YOUR TASK:
What is the number of lines in this data that contain the word "true"? Give the number alone.

Records from a data collection:
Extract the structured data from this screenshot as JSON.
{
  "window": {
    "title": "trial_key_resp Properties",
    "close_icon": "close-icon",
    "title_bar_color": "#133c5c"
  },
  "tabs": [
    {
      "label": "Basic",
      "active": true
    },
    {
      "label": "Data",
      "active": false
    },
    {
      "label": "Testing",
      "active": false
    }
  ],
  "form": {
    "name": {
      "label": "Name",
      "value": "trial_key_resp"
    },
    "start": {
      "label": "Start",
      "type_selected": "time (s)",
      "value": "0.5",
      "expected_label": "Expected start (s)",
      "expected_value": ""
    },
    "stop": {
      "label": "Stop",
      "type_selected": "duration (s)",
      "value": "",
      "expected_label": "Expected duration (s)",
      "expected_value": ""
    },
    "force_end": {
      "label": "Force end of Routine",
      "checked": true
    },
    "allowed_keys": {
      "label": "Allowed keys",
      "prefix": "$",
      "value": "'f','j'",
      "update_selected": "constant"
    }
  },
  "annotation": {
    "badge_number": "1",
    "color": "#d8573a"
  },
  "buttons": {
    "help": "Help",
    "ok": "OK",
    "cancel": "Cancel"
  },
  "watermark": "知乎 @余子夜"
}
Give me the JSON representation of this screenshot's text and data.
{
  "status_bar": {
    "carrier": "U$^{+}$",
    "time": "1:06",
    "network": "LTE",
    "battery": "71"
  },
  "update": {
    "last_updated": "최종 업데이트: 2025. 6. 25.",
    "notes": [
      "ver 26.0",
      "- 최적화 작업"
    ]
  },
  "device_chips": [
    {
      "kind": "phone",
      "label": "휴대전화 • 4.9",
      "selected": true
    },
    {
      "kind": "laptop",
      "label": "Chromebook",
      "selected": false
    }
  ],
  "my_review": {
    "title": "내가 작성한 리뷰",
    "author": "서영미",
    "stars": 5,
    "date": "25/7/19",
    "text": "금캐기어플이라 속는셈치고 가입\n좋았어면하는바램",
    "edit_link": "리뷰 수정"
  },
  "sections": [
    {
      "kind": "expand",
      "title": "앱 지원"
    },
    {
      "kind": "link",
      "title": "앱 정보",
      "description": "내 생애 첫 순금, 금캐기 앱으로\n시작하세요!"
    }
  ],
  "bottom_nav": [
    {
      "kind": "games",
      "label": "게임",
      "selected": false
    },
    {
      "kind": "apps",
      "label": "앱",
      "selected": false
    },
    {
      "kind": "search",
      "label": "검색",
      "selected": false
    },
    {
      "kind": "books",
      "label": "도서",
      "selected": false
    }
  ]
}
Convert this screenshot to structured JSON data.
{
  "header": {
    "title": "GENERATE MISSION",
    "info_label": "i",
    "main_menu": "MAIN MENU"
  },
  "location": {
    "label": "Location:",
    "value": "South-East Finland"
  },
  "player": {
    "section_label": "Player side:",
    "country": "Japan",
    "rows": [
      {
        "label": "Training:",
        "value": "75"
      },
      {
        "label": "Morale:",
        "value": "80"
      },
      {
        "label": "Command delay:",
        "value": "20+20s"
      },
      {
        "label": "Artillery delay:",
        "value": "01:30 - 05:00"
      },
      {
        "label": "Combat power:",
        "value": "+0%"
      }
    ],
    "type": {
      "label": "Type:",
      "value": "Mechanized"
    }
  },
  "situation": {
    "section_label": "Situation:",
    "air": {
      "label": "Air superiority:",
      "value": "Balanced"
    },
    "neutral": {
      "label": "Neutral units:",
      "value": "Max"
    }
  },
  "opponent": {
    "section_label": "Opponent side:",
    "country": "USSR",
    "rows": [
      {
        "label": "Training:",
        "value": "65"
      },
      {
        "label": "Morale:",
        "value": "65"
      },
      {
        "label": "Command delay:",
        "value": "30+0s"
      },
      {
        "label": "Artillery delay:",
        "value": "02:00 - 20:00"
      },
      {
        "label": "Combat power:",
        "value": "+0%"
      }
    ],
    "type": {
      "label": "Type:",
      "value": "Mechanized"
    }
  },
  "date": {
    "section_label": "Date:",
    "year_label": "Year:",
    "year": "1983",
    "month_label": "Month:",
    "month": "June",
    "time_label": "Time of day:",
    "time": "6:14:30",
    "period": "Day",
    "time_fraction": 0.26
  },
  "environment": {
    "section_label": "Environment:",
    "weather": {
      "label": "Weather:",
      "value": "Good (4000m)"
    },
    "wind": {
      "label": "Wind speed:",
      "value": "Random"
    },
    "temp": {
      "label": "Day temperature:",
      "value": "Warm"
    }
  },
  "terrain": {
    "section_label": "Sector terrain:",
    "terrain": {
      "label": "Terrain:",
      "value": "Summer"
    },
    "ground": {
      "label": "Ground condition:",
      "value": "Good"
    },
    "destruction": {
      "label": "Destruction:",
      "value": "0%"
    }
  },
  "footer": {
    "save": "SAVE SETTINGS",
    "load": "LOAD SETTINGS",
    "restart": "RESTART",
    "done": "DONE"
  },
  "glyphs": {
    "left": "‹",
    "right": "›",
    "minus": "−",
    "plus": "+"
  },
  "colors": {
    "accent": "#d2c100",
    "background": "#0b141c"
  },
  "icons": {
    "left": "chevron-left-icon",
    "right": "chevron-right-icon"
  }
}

FINISHED EXERCISE:
3